ew hours after the opening of the battle the efficiency of the troops was seriously affected, and some of them were made the victims of great injustice. The retirement to Corinth was made in good order. No pursuit was made or attempted. General Beauregard reports the Confederate loss at 10,699. Swinton fixes the loss of Grant and Buell in killed, wounded and captured, at 15,000. In May, 1862, Colonel Lowe, afterward brigadiergen-eral, commanding the Federal forces at Forts Henry and Heiman, sent out an expedition in the direction of Paris and Dresden, for the capture of medical supplies reported to have been forwarded from Paducah to the Confederate army. The expedition, consisting of three companies of cavalry, was commanded by Maj. Carl Shaeffer de Boernstein. Col. Thomas Claiborne, Sixth Tennessee cavalry, with his own and the Seventh Tennessee, Col. W. H. Jackson, the whole force 1,250 strong, hearing of the Federal expedition, made pursuit from Paris, where he expected t

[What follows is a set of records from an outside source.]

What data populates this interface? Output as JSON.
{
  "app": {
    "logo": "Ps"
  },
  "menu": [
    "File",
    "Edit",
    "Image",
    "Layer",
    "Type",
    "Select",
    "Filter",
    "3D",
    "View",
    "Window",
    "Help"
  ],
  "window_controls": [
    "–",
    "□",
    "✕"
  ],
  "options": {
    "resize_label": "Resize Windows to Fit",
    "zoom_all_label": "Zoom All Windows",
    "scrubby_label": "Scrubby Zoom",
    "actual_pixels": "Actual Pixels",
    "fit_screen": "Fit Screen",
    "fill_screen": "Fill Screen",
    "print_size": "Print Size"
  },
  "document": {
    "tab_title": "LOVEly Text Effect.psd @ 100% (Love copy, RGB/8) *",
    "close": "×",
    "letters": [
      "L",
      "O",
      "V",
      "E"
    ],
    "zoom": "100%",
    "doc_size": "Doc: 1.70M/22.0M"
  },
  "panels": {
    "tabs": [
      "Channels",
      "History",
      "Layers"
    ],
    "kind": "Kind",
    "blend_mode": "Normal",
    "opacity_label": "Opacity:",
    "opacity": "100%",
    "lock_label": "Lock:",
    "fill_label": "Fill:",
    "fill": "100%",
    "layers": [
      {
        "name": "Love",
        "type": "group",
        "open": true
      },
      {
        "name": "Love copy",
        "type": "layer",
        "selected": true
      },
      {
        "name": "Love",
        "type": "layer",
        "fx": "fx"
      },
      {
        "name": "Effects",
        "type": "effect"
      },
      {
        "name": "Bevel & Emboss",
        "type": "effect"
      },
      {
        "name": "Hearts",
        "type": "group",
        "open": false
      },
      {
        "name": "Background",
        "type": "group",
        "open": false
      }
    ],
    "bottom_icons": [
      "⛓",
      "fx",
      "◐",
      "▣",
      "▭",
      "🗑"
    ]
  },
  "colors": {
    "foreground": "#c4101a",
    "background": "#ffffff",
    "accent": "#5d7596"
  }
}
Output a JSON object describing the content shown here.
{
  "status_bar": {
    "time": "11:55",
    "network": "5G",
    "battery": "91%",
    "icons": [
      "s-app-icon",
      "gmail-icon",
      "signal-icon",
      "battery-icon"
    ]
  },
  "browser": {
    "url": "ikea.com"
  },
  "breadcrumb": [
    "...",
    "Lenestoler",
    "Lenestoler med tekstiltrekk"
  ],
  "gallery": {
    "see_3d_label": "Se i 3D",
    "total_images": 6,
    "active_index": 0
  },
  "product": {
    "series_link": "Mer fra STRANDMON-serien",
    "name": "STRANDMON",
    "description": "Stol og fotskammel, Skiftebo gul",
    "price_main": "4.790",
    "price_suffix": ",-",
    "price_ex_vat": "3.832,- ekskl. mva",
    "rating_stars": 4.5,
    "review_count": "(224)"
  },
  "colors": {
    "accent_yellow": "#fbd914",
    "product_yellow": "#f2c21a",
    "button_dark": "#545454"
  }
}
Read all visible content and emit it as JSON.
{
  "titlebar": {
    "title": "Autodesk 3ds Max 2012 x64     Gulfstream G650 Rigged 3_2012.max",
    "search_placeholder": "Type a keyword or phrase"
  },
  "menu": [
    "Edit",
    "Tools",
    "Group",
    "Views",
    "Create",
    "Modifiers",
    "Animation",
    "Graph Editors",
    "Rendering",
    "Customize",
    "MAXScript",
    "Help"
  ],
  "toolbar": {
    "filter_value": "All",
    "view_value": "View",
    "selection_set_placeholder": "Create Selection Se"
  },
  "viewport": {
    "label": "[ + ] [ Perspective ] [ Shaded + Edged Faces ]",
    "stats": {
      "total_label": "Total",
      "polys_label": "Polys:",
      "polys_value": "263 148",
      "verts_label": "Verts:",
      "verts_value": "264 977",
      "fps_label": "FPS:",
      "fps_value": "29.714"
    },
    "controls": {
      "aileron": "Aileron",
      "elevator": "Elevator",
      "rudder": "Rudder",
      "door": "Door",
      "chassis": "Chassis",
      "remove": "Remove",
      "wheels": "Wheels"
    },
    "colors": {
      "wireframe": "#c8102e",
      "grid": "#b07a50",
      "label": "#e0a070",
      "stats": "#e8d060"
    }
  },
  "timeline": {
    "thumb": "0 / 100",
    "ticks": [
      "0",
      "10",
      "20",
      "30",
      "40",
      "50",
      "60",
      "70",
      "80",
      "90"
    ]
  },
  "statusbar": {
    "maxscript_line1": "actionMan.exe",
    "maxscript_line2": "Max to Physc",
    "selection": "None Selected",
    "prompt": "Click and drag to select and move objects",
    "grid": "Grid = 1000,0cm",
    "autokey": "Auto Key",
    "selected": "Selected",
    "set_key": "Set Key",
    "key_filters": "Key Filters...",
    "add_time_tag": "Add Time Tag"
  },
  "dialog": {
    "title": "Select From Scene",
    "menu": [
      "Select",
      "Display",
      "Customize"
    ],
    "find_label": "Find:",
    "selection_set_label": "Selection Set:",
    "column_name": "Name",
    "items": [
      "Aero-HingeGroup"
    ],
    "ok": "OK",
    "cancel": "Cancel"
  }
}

f our people from the presence and oppression of the petty commanders of the captured garrisons. On the 16th of October, Forrest's command moved into west Tennessee, and in a few days Buford instituted a blockade of the Tennessee river. Fort Heiman and Paris landing were objective points which now had Forrest's attention. On October 29th, with Chalmers' division, he reached Paris landing, where Buford's division and Lyon's brigade were already on the ground. As usual, his force was magen to insure the safety of Columbus, and 2,000 more for Paducah. Later, on the same day, he reported: The gunboat Undine captured and sunk at Paris landing. Lyon in command at that point with 4,000 men and seven pieces of artillery. Forrest at Heiman with 8,000 men, five 12-pounders and eighteen siege guns. He reported also the capture of the transport Venus, with troops and supplies. His fears multiplied Forrest's forces by four, and easily converted field into siege guns General Forres